Samsung Introduces FullHD 'RealD' Compatible Televisions

In advance of the opening of CES 2011, Samsung and RealD jointly announced Samsung's intention to build new 3-D televisions that display 3-D content using the same glasses widely available in movie theatres around the world.

Currently, 3-D televisions use one of two different types of display technology:


  • Active shutter technology, which uses small LCD panels built into the glasses that are then synchronized with the television to deliver the appropriate content to the left or right eye by blocking the eye that doesn't need to "see" at that moment in time.  The issues with this technology are that the glasses are expensive, require charging, and there's typically visible flicker and cross-talk (information intended for the left eye going to the right and vice-versa, causing ghosting and other visual aberrations).
  • Passive technology, similar to RealD, using a "patterned retarder" technology.  This basically means that the LCD panel has an extra layer that allows every other line on the display to go to each eye (e.g. line 1 goes to the left eye, line 2 to the right, and so on).  This is the technology used in Vizio and LG's new 3-D displays, with Vizio's 65" passive 3-D display currently on sale at Costco and Sam's Club.  The issue with this technology is that it cuts the resolution of 3-D movies in half, since each eye can only receive a maximum of 540 lines of information.  There may also be issues with 2-D content being impacted, as there is effectively a permanent filter in front of each line of the panel (although, to be fair, this could be compensated for within the television's firmware).


The new technology being developed by Samsung and RealD emulates the method used for 3-D technology in movie theaters.  Their technique places an active shutter in front of the LCD panel, that can block the image from either the left or right eye as needed when the viewer is wearing passive glasses that are the same as those used in theaters.  When 2-D content is being viewed, the active panel is simply left "off" and no image degradation occurs.

It remains to be seen whether flicker will be a problem with this method, but as long as the refresh rate is sufficiently high enough, the method should work very well.  Televisions using this technology will undoubtedly be expensive in their early days, but as the technology matures, the premium for the additional LCD panel will drop, and the cost differential should be minimized.

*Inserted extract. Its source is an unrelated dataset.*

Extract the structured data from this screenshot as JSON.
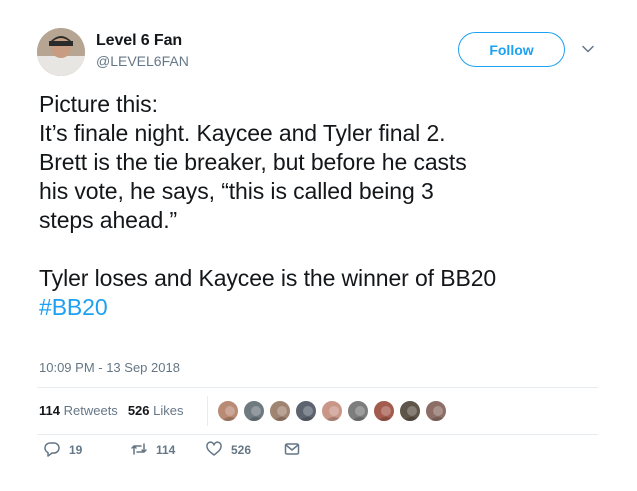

If 3-D technology is genuinely going to take off at home, this type of solution is exactly what's required.  Technology that allows every viewer to inexpensively enjoy the same, high quality, 3-D image and that doesn't impact 2-D performance.  I also expect RealD will be licensing their technology to other hardware manufacturers in the very short term (if they haven't already).